Four of Target’s 12 directors are up for re-election.
Pershing Square Capital Management, and Professor Ronald J. Gilson, who has been nominated by Pershing Square to serve as an independent director of Target, expressed disappointment with Target’s response.
Pershing and Target have been in a proxy battle for more than a month, with Pershing chief and activist investor William Ackman nominating himself and four other candidates to take seats on Target’s board. (Ackman contends that Target really still has 13 director seats, arguing that one seat remains after former CEO Bob Ulrich left.)
Pershing Square had argued that moving to one ballot would benefit shareholders who may want to vote for candidates nominated by both Pershing and Target.
In its response, Target said that the two-ballot system is in keeping with Securities and Exchange Commission practices, and that moving to one ballot would confuse shareholders and is unnecessary. The proxy vote will be held at Target’s 2009 annual meeting of shareholders on May 28.

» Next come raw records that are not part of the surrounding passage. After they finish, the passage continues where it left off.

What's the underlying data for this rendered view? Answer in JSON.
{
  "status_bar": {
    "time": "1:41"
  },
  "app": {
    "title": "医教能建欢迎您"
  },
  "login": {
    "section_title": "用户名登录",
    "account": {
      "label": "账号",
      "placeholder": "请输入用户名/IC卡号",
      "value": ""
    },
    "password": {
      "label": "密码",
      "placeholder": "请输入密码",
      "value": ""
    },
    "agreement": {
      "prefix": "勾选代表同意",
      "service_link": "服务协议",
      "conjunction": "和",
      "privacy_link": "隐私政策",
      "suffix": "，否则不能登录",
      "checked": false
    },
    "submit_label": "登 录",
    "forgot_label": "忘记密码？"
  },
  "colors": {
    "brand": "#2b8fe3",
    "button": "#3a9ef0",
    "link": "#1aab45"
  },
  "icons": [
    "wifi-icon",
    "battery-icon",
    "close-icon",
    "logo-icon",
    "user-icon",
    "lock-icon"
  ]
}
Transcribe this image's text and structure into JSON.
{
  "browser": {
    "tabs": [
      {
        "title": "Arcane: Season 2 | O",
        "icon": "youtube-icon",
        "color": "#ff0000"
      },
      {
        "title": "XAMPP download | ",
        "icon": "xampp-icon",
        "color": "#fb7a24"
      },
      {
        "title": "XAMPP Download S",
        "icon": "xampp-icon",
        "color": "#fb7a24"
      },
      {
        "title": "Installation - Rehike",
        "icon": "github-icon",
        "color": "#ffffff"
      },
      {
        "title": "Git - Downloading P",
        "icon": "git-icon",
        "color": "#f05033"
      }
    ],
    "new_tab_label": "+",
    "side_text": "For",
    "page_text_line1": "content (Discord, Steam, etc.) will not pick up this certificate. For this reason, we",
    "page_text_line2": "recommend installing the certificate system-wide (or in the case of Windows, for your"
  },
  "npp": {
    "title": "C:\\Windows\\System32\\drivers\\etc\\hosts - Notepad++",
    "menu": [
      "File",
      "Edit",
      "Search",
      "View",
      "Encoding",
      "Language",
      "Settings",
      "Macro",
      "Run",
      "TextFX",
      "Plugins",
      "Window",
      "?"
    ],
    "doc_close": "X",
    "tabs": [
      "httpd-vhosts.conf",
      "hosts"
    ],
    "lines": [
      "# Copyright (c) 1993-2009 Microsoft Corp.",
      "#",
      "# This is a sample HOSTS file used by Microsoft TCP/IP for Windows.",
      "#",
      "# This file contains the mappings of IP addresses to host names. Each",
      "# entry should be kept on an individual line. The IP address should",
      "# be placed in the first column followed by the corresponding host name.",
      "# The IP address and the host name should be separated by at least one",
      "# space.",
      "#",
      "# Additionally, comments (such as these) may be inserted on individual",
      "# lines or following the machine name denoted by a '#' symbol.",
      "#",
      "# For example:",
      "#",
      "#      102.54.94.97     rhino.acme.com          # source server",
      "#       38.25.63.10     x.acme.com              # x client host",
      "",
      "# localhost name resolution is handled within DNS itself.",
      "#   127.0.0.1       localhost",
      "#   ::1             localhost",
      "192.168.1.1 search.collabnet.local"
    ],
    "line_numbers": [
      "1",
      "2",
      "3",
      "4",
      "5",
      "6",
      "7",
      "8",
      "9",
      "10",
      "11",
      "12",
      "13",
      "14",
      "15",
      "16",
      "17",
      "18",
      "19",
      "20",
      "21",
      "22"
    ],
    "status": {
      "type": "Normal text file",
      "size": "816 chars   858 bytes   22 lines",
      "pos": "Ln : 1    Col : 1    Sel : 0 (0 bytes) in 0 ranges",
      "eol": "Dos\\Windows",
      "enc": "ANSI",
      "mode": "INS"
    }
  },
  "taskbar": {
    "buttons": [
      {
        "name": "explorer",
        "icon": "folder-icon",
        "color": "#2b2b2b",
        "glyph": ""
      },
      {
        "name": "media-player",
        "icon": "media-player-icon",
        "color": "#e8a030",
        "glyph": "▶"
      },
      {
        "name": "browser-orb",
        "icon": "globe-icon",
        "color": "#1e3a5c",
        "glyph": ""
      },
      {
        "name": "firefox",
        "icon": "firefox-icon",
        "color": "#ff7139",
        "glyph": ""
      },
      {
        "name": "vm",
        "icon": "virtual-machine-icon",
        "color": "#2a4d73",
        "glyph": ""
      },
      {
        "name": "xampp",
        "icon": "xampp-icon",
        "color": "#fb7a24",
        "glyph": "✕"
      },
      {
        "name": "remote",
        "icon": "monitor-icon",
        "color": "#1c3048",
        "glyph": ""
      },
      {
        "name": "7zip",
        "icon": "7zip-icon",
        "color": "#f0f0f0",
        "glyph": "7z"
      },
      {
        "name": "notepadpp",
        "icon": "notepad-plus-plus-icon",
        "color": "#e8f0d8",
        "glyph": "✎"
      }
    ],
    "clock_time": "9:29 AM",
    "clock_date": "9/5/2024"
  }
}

“Any such proposal should be allowed to proceed on an appropriate timetable allowing for careful review and consideration by the SEC,” Target stated. “In the meantime, the current proxy rules provide a framework for the conduct of the proxy voting process that is perfectly adequate for resolving the issues that Pershing Square is raising.”